To which I say: SNOOZEFEST! Unlike everyone else writing on the Internet today, I’m actually not talking about Game of Thrones. EPA administrator Gina McCarthy went ahead and all but declared the Obama administration’s war on coal on Real Time with Bill Maher. Admittedly, that declaration came with some prompting, and with a fuzzy pronoun reference that makes it possible for her to say she did nothing of the sort. See for yourself:
Maher: Last week Obama announced the Clean Power [Plan]. Some people called it "The War on Coal." I hope it is a war on coal -- is it?
McCarthy: Actually, EPA is all about fighting against pollution and fighting for public health. That's exactly what this is. Exactly.
In giving the commencement address at the University of California-Irvine on Saturday, President Obama called on young people to push the climate change issue past its current partisan divide.
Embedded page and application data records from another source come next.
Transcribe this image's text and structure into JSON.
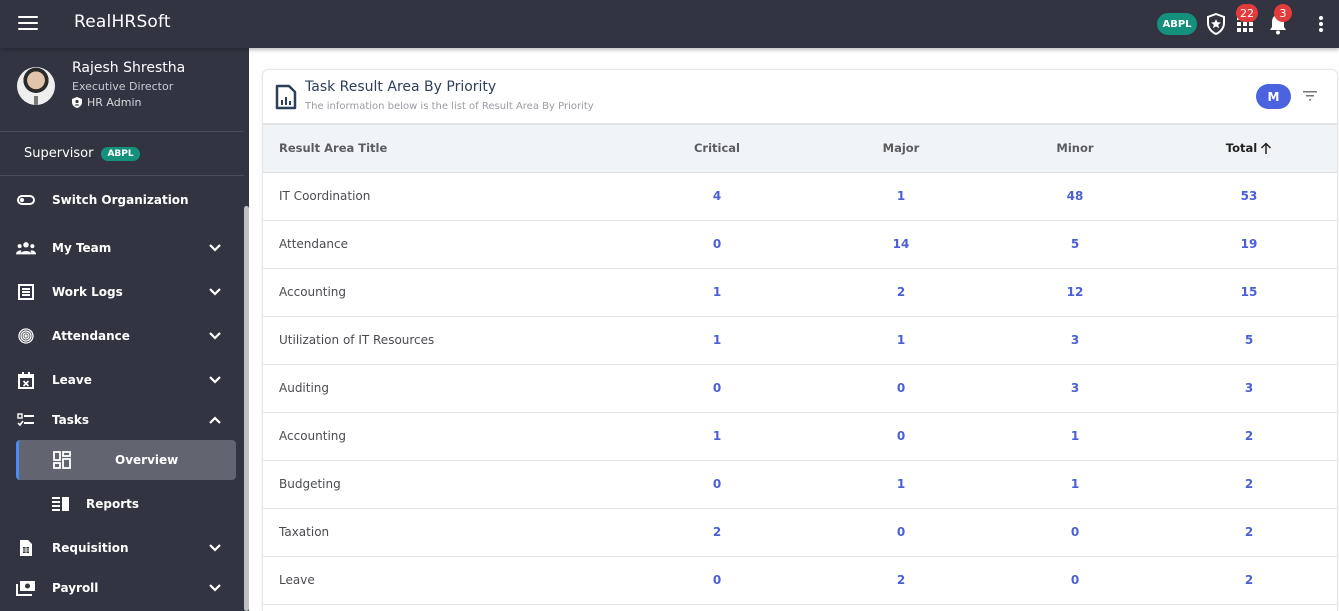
{
  "app": {
    "brand": "RealHRSoft",
    "org_badge": "ABPL",
    "apps_badge_count": "22",
    "notifications_badge_count": "3"
  },
  "profile": {
    "name": "Rajesh Shrestha",
    "designation": "Executive Director",
    "role": "HR Admin"
  },
  "supervisor": {
    "label": "Supervisor",
    "badge": "ABPL"
  },
  "sidebar": {
    "items": [
      {
        "label": "Switch Organization",
        "icon": "toggle-icon"
      },
      {
        "label": "My Team",
        "icon": "team-icon"
      },
      {
        "label": "Work Logs",
        "icon": "worklog-icon"
      },
      {
        "label": "Attendance",
        "icon": "fingerprint-icon"
      },
      {
        "label": "Leave",
        "icon": "calendar-x-icon"
      },
      {
        "label": "Tasks",
        "icon": "checklist-icon"
      },
      {
        "label": "Requisition",
        "icon": "document-icon"
      },
      {
        "label": "Payroll",
        "icon": "money-icon"
      }
    ],
    "tasks_sub": [
      {
        "label": "Overview",
        "icon": "dashboard-icon",
        "active": true
      },
      {
        "label": "Reports",
        "icon": "report-icon",
        "active": false
      }
    ]
  },
  "card": {
    "title": "Task Result Area By Priority",
    "subtitle": "The information below is the list of Result Area By Priority",
    "m_button": "M"
  },
  "table": {
    "columns": [
      "Result Area Title",
      "Critical",
      "Major",
      "Minor",
      "Total"
    ],
    "sorted_by": "Total",
    "sort_direction": "ascending",
    "rows": [
      {
        "title": "IT Coordination",
        "critical": "4",
        "major": "1",
        "minor": "48",
        "total": "53"
      },
      {
        "title": "Attendance",
        "critical": "0",
        "major": "14",
        "minor": "5",
        "total": "19"
      },
      {
        "title": "Accounting",
        "critical": "1",
        "major": "2",
        "minor": "12",
        "total": "15"
      },
      {
        "title": "Utilization of IT Resources",
        "critical": "1",
        "major": "1",
        "minor": "3",
        "total": "5"
      },
      {
        "title": "Auditing",
        "critical": "0",
        "major": "0",
        "minor": "3",
        "total": "3"
      },
      {
        "title": "Accounting",
        "critical": "1",
        "major": "0",
        "minor": "1",
        "total": "2"
      },
      {
        "title": "Budgeting",
        "critical": "0",
        "major": "1",
        "minor": "1",
        "total": "2"
      },
      {
        "title": "Taxation",
        "critical": "2",
        "major": "0",
        "minor": "0",
        "total": "2"
      },
      {
        "title": "Leave",
        "critical": "0",
        "major": "2",
        "minor": "0",
        "total": "2"
      }
    ]
  },
  "colors": {
    "topbar": "#323441",
    "accent_teal": "#15907d",
    "value_blue": "#4b5fd6",
    "badge_red": "#e33b3b",
    "active_indicator": "#4a8bf5"
  }
}
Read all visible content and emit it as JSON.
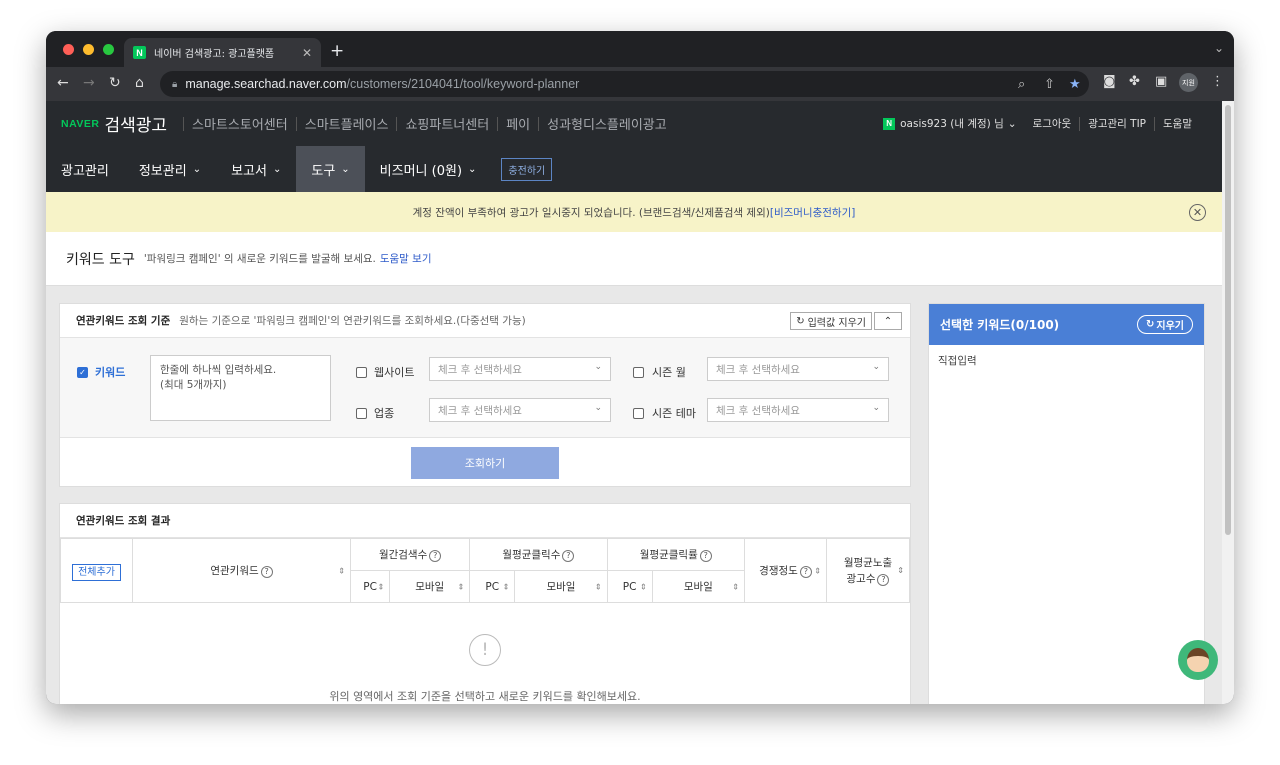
{
  "browser": {
    "tab_title": "네이버 검색광고: 광고플랫폼",
    "tab_favicon": "N",
    "url_host": "manage.searchad.naver.com",
    "url_path": "/customers/2104041/tool/keyword-planner",
    "profile": "지원"
  },
  "gnb": {
    "logo": "NAVER",
    "brand": "검색광고",
    "services": [
      "스마트스토어센터",
      "스마트플레이스",
      "쇼핑파트너센터",
      "페이",
      "성과형디스플레이광고"
    ],
    "account_badge": "N",
    "account": "oasis923 (내 계정) 님",
    "logout": "로그아웃",
    "tip": "광고관리 TIP",
    "help": "도움말"
  },
  "menu": {
    "items": [
      "광고관리",
      "정보관리",
      "보고서",
      "도구",
      "비즈머니 (0원)"
    ],
    "charge": "충전하기"
  },
  "notice": {
    "text": "계정 잔액이 부족하여 광고가 일시중지 되었습니다. (브랜드검색/신제품검색 제외)",
    "link": "[비즈머니충전하기]"
  },
  "title": {
    "heading": "키워드 도구",
    "desc": "'파워링크 캠페인' 의 새로운 키워드를 발굴해 보세요.",
    "help_link": "도움말 보기"
  },
  "criteria": {
    "title": "연관키워드 조회 기준",
    "desc": "원하는 기준으로 '파워링크 캠페인'의 연관키워드를 조회하세요.(다중선택 가능)",
    "clear_btn": "입력값 지우기",
    "keyword_label": "키워드",
    "keyword_placeholder_1": "한줄에 하나씩 입력하세요.",
    "keyword_placeholder_2": "(최대 5개까지)",
    "website_label": "웹사이트",
    "industry_label": "업종",
    "season_month_label": "시즌 월",
    "season_theme_label": "시즌 테마",
    "select_placeholder": "체크 후 선택하세요",
    "search_btn": "조회하기"
  },
  "results": {
    "title": "연관키워드 조회 결과",
    "add_all": "전체추가",
    "col_keyword": "연관키워드",
    "col_monthly_search": "월간검색수",
    "col_avg_clicks": "월평균클릭수",
    "col_avg_ctr": "월평균클릭률",
    "col_competition": "경쟁정도",
    "col_avg_ads_1": "월평균노출",
    "col_avg_ads_2": "광고수",
    "pc": "PC",
    "mobile": "모바일",
    "empty_msg": "위의 영역에서 조회 기준을 선택하고 새로운 키워드를 확인해보세요."
  },
  "selected": {
    "title": "선택한 키워드(0/100)",
    "clear": "지우기",
    "direct_input": "직접입력"
  }
}
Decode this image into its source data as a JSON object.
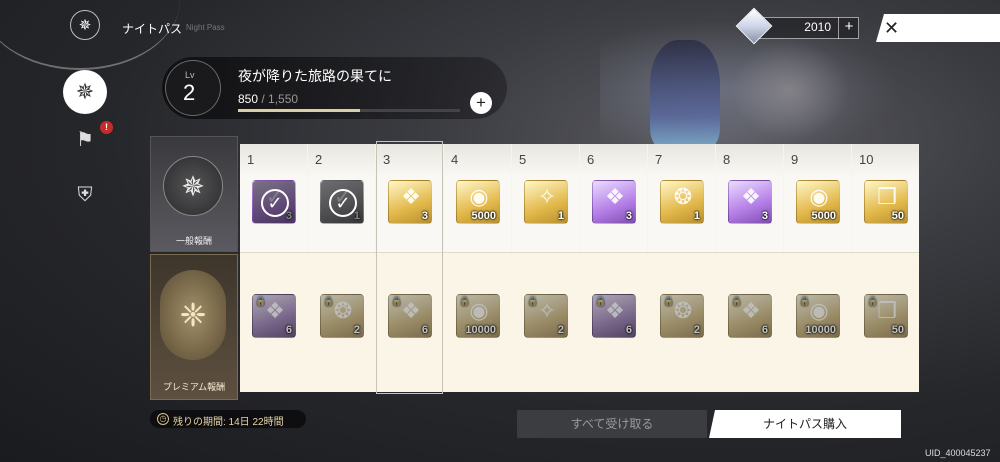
{
  "header": {
    "title": "ナイトパス",
    "subtitle": "Night Pass",
    "currency_value": "2010",
    "currency_plus": "+",
    "close_glyph": "✕"
  },
  "nav": {
    "badge_count": "!",
    "items": [
      {
        "icon": "compass-icon",
        "glyph": "✵"
      },
      {
        "icon": "mission-icon",
        "glyph": "⚑"
      },
      {
        "icon": "shop-icon",
        "glyph": "⛨"
      }
    ]
  },
  "level": {
    "lv_label": "Lv",
    "lv_value": "2",
    "title": "夜が降りた旅路の果てに",
    "xp_current": "850",
    "xp_separator": " / ",
    "xp_max": "1,550",
    "xp_fraction": 0.548,
    "plus": "+"
  },
  "tracks": {
    "normal_label": "一般報酬",
    "premium_label": "プレミアム報酬"
  },
  "columns": [
    {
      "num": "1",
      "top": {
        "type": "purple",
        "glyph": "✓",
        "qty": "3",
        "claimed": true
      },
      "bottom": {
        "type": "purple",
        "glyph": "❖",
        "qty": "6"
      }
    },
    {
      "num": "2",
      "top": {
        "type": "gray",
        "glyph": "✓",
        "qty": "1",
        "claimed": true
      },
      "bottom": {
        "type": "gold",
        "glyph": "❂",
        "qty": "2"
      }
    },
    {
      "num": "3",
      "top": {
        "type": "gold",
        "glyph": "❖",
        "qty": "3",
        "claimed": false
      },
      "bottom": {
        "type": "gold",
        "glyph": "❖",
        "qty": "6"
      }
    },
    {
      "num": "4",
      "top": {
        "type": "gold",
        "glyph": "◉",
        "qty": "5000",
        "claimed": false
      },
      "bottom": {
        "type": "gold",
        "glyph": "◉",
        "qty": "10000"
      }
    },
    {
      "num": "5",
      "top": {
        "type": "gold",
        "glyph": "✧",
        "qty": "1",
        "claimed": false
      },
      "bottom": {
        "type": "gold",
        "glyph": "✧",
        "qty": "2"
      }
    },
    {
      "num": "6",
      "top": {
        "type": "purple",
        "glyph": "❖",
        "qty": "3",
        "claimed": false
      },
      "bottom": {
        "type": "purple",
        "glyph": "❖",
        "qty": "6"
      }
    },
    {
      "num": "7",
      "top": {
        "type": "gold",
        "glyph": "❂",
        "qty": "1",
        "claimed": false
      },
      "bottom": {
        "type": "gold",
        "glyph": "❂",
        "qty": "2"
      }
    },
    {
      "num": "8",
      "top": {
        "type": "purple",
        "glyph": "❖",
        "qty": "3",
        "claimed": false
      },
      "bottom": {
        "type": "gold",
        "glyph": "❖",
        "qty": "6"
      }
    },
    {
      "num": "9",
      "top": {
        "type": "gold",
        "glyph": "◉",
        "qty": "5000",
        "claimed": false
      },
      "bottom": {
        "type": "gold",
        "glyph": "◉",
        "qty": "10000"
      }
    },
    {
      "num": "10",
      "top": {
        "type": "gold",
        "glyph": "❒",
        "qty": "50",
        "claimed": false
      },
      "bottom": {
        "type": "gold",
        "glyph": "❒",
        "qty": "50"
      }
    }
  ],
  "footer": {
    "remaining_label": "残りの期間: 14日 22時間",
    "claim_all": "すべて受け取る",
    "buy_pass": "ナイトパス購入",
    "uid": "UID_400045237"
  },
  "colors": {
    "accent_gold": "#d9cfa6",
    "badge_red": "#c42c2c"
  }
}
The speech was particularly notable for Obama’s forthright confrontation of climate change deniers.
He took oblique shots at the silly pseudo-scientific proclamations of Sen. James Inhofe (R-Okla.) and Rep. Dana Rohrabacher (R-Calif.). (Inhofe claimed last year that “We're in a cycle now that all the scientists agree is going into a cooling period," while Rohrabacher previously raised the possibility of dinosaur flatulence causing warming in the Mesozoic Era to argue that the causes of climate change are unknowable.) Obama also implicitly went after Sen. Marco Rubio (R-Fla.), who recently ducked a question on climate change by saying he’s not a scientist. As Obama points out, one doesn’t need to be a scientist to act on scientific issues while in public office. One simply needs to believe the overwhelming majority of scientists.
Well, we've got some surprising news for you from India's intelligence agency: Environmental activists like you must shoulder some of the blame. Your peeps in India have been accused of reducing the nation's GDP by 2 to 3 percent every year. Reuters reports: